• [TASK ITEM]: Apart from the images, reproduce every record word for word.

• [TASK DATA]:
-- -- --
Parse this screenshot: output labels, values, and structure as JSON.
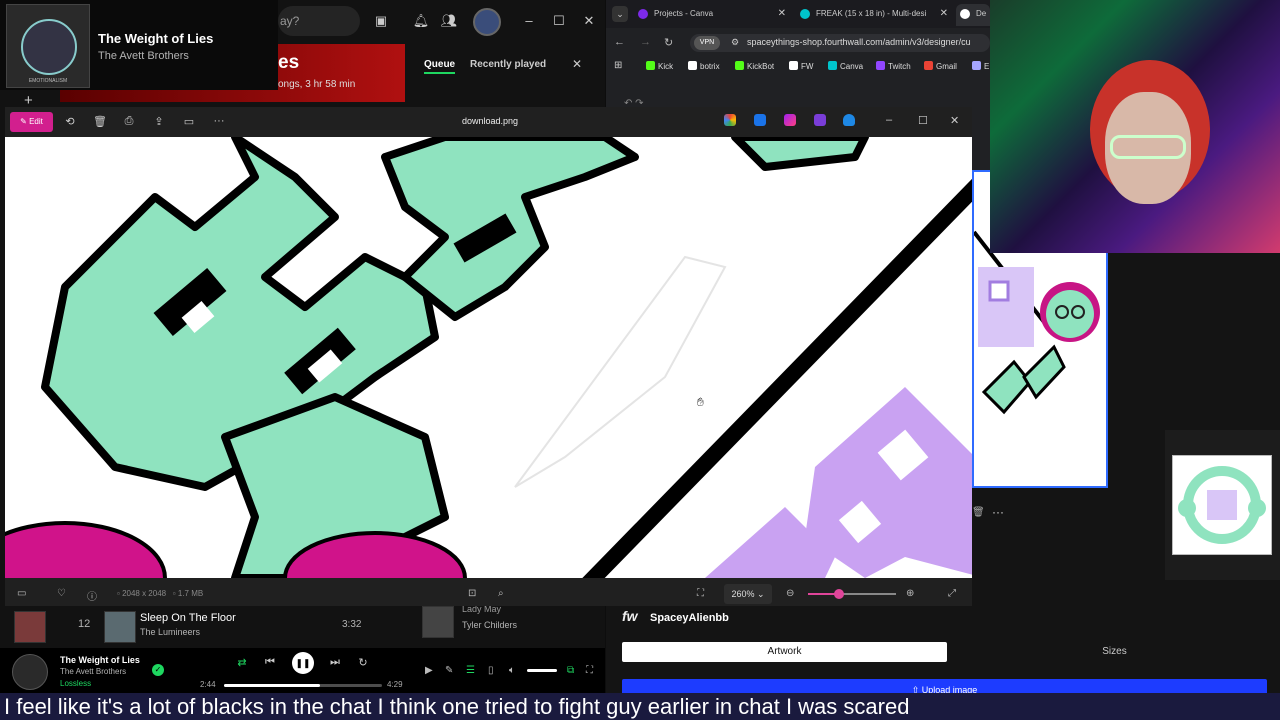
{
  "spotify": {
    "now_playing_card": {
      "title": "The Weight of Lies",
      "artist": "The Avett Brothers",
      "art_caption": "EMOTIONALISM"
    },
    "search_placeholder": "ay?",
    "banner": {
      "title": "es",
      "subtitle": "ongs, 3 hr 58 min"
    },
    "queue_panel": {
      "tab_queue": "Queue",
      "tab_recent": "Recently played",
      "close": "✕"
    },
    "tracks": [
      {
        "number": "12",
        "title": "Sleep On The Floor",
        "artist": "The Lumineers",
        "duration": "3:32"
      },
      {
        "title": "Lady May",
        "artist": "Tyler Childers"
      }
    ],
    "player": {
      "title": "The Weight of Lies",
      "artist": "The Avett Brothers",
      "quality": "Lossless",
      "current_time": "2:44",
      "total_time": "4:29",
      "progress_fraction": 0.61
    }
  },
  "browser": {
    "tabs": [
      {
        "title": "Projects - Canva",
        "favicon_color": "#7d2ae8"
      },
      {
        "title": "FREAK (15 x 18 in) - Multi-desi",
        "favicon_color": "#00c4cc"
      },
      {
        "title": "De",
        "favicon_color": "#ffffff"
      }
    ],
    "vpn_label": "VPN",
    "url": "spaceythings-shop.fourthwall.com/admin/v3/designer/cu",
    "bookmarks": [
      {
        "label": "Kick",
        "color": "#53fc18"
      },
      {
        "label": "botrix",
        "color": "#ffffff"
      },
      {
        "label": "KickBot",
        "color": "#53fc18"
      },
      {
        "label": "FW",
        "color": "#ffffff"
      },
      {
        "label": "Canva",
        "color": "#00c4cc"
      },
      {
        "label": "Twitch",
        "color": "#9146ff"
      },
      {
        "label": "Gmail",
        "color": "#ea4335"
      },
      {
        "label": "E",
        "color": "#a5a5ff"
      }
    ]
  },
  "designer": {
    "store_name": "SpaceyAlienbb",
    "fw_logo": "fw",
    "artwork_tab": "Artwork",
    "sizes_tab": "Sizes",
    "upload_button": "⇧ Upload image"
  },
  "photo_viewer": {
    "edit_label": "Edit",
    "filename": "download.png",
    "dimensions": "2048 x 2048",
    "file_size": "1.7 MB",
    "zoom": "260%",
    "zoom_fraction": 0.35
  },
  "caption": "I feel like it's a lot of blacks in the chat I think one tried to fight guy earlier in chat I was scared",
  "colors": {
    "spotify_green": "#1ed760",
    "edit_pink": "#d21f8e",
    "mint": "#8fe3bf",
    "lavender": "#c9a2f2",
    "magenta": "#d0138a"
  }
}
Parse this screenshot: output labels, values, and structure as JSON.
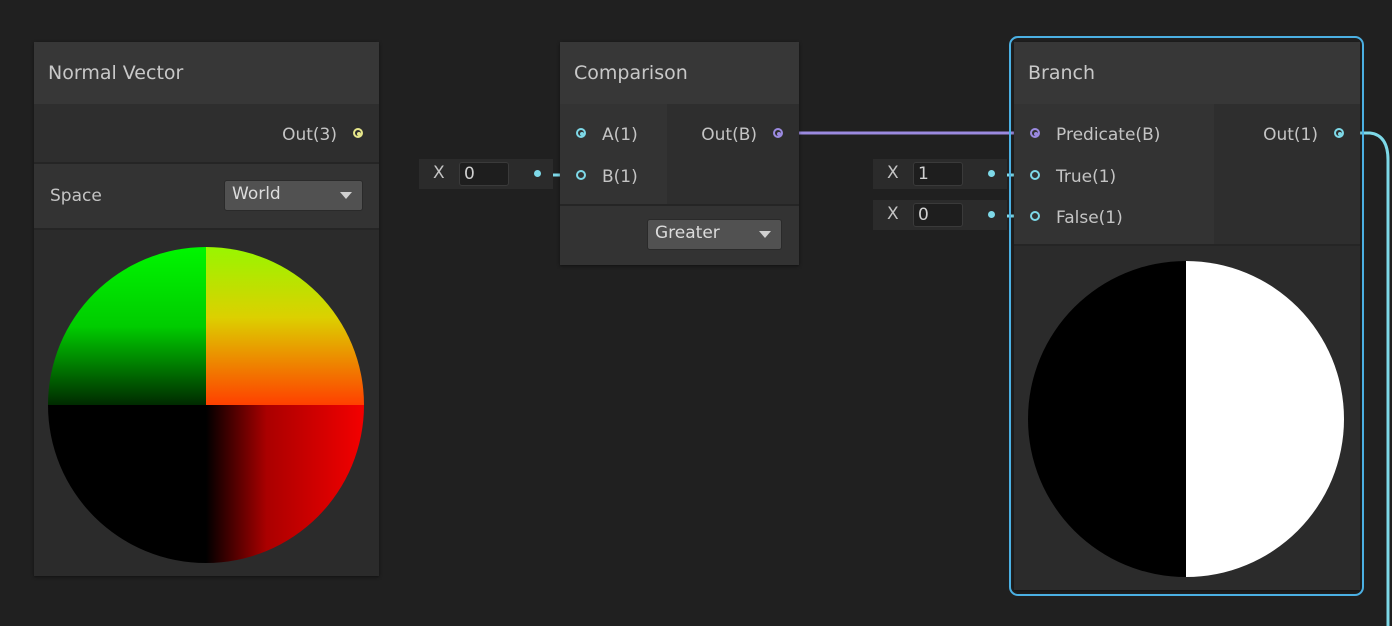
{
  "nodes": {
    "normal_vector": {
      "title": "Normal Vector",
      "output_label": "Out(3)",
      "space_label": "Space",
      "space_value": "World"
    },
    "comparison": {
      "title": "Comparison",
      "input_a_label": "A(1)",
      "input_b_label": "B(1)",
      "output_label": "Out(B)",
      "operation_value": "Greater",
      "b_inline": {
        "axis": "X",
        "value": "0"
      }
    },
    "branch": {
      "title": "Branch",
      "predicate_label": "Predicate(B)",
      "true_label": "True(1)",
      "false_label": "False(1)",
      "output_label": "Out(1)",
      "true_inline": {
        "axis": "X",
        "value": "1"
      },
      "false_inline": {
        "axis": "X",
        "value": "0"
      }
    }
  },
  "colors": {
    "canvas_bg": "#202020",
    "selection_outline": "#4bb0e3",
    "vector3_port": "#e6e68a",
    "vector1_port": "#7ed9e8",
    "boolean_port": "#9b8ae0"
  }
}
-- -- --
• [ANSWER SPACE]:
Parse this screenshot: output labels, values, and structure as JSON.
{
  "spotify": {
    "now_playing_card": {
      "title": "The Weight of Lies",
      "artist": "The Avett Brothers",
      "art_caption": "EMOTIONALISM"
    },
    "search_placeholder": "ay?",
    "banner": {
      "title": "es",
      "subtitle": "ongs, 3 hr 58 min"
    },
    "queue_panel": {
      "tab_queue": "Queue",
      "tab_recent": "Recently played",
      "close": "✕"
    },
    "tracks": [
      {
        "number": "12",
        "title": "Sleep On The Floor",
        "artist": "The Lumineers",
        "duration": "3:32"
      },
      {
        "title": "Lady May",
        "artist": "Tyler Childers"
      }
    ],
    "player": {
      "title": "The Weight of Lies",
      "artist": "The Avett Brothers",
      "quality": "Lossless",
      "current_time": "2:44",
      "total_time": "4:29",
      "progress_fraction": 0.61
    }
  },
  "browser": {
    "tabs": [
      {
        "title": "Projects - Canva",
        "favicon_color": "#7d2ae8"
      },
      {
        "title": "FREAK (15 x 18 in) - Multi-desi",
        "favicon_color": "#00c4cc"
      },
      {
        "title": "De",
        "favicon_color": "#ffffff"
      }
    ],
    "vpn_label": "VPN",
    "url": "spaceythings-shop.fourthwall.com/admin/v3/designer/cu",
    "bookmarks": [
      {
        "label": "Kick",
        "color": "#53fc18"
      },
      {
        "label": "botrix",
        "color": "#ffffff"
      },
      {
        "label": "KickBot",
        "color": "#53fc18"
      },
      {
        "label": "FW",
        "color": "#ffffff"
      },
      {
        "label": "Canva",
        "color": "#00c4cc"
      },
      {
        "label": "Twitch",
        "color": "#9146ff"
      },
      {
        "label": "Gmail",
        "color": "#ea4335"
      },
      {
        "label": "E",
        "color": "#a5a5ff"
      }
    ]
  },
  "designer": {
    "store_name": "SpaceyAlienbb",
    "fw_logo": "fw",
    "artwork_tab": "Artwork",
    "sizes_tab": "Sizes",
    "upload_button": "⇧ Upload image"
  },
  "photo_viewer": {
    "edit_label": "Edit",
    "filename": "download.png",
    "dimensions": "2048 x 2048",
    "file_size": "1.7 MB",
    "zoom": "260%",
    "zoom_fraction": 0.35
  },
  "caption": "I feel like it's a lot of blacks in the chat I think one tried to fight guy earlier in chat I was scared",
  "colors": {
    "spotify_green": "#1ed760",
    "edit_pink": "#d21f8e",
    "mint": "#8fe3bf",
    "lavender": "#c9a2f2",
    "magenta": "#d0138a"
  }
}
Parse this screenshot: output labels, values, and structure as JSON.
{
  "nodes": {
    "normal_vector": {
      "title": "Normal Vector",
      "output_label": "Out(3)",
      "space_label": "Space",
      "space_value": "World"
    },
    "comparison": {
      "title": "Comparison",
      "input_a_label": "A(1)",
      "input_b_label": "B(1)",
      "output_label": "Out(B)",
      "operation_value": "Greater",
      "b_inline": {
        "axis": "X",
        "value": "0"
      }
    },
    "branch": {
      "title": "Branch",
      "predicate_label": "Predicate(B)",
      "true_label": "True(1)",
      "false_label": "False(1)",
      "output_label": "Out(1)",
      "true_inline": {
        "axis": "X",
        "value": "1"
      },
      "false_inline": {
        "axis": "X",
        "value": "0"
      }
    }
  },
  "colors": {
    "canvas_bg": "#202020",
    "selection_outline": "#4bb0e3",
    "vector3_port": "#e6e68a",
    "vector1_port": "#7ed9e8",
    "boolean_port": "#9b8ae0"
  }
}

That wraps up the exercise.